(c): Stephan Röhl
How to prove the scientific quality of Citizen Science data? Findings from the project "Plastic Pirates - Go Europe!”
Date of Publication:

With the Citizen Science approach, extensive data can be collected through the help of many volunteers. Much more than a single research team could ever collect in a foreseeable period of time! This is also the case in the "Plastic Pirates - Go Europe!" project. School classes and youth groups throughout Germany collect data on litter found on and in rivers. The information collected is uploaded to a central database and then analyzed by scientists. However, to ensure that the findings are also recognized within the scientific community, the quality of the data obtained must first be proven. In fact, the correctness and comparability of Citizen Science data are often strongly doubted, since the participants - in our case young people between 10 and 16 years of age - have usually not (yet) received a thorough scientific education.

In the Plastic Pirates project, we have already gained a lot of experience with students collecting scientifically relevant data. Therefore, we know that this can work wonderfully! With our research work, we are committed to developing suitable and practicable procedures to test and prove the quality of the data collected by citizens. To this end, Sinja Dittmann and Tim Kiessling from the Kiel Science Factory (Kieler Forschungswerkstatt) presented the exact procedure in the Plastic Pirates project at the Engaging Citizen Science conference in April 2022 in Aarhus, Denmark.

It is important to formulate concise research questions, provide accompanying educational material, and apply a uniform, standardized sampling procedure that is reduced in complexity, thus minimizing potential errors during sampling. It is also important to incorporate consistent control mechanisms during sampling in the field. In the case of the plastic pirates for example, the counted waste objects are not only recorded in writing, but photos are also taken of the sorted waste findings. In this way, the results can be precisely compared by the scientists later. To finally publish the data after the analysis of the results, it must be made transparent which data sets were excluded from the analysis and why. In summary, the high quality of the citizen science data from the Plastic Pirates project could only be ensured through comprehensive planning before, during, and after data collection.
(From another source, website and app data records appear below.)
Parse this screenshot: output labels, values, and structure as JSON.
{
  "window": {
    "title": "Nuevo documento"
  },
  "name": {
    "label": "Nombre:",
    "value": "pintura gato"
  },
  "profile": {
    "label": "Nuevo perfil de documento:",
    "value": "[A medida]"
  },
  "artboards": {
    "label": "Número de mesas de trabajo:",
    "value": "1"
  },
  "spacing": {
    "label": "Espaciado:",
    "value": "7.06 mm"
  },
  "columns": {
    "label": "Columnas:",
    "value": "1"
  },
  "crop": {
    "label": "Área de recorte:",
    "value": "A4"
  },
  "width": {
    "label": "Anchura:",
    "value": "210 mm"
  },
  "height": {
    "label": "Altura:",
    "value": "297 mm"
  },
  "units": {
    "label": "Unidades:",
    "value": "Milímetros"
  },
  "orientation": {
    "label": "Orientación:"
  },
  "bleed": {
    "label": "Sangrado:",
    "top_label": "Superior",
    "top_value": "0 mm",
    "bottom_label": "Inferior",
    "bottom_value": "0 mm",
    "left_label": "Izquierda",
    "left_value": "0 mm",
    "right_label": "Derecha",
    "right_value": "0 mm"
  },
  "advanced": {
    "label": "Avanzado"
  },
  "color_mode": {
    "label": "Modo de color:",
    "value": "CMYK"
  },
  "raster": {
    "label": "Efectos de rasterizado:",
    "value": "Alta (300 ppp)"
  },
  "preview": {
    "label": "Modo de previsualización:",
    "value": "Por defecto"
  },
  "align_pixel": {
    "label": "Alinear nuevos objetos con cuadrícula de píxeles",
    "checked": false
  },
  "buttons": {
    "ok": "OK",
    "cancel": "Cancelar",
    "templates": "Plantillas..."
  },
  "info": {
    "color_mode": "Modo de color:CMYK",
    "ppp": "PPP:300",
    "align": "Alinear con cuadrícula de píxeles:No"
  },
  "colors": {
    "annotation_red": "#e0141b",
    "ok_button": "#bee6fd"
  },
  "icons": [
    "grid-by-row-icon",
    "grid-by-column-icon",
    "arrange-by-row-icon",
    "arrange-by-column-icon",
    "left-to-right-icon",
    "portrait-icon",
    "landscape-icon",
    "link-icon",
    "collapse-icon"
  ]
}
With the help of the quality assurance strategies described above, the scientists in the Plastic Pirates project have already succeeded in publishing their research findings in high-ranking scientific journals on several occasions (e.g., Environmental Pollution, and Science of the total Environment). The procedure and the decisive factors for acceptance in the scientific community have been described in detail by Sinja Dittmann and colleagues in the conference report (available here). The paper offers good orientation and suggestions for other Citizen Science projects.

During the German EU Presidency in 2020, the campaign was extended to the countries of the Trio Presidency and implemented in the period 2020 to 2021 as a joint action of the Ministries of Education, Science and Research of Germany, Portugal and Slovenia. Since 2022, the expansion of Plastic Pirates has been supported by the EU Commission, so that synchronized sampling can take place in a total of ten European countries in the fall of 2022.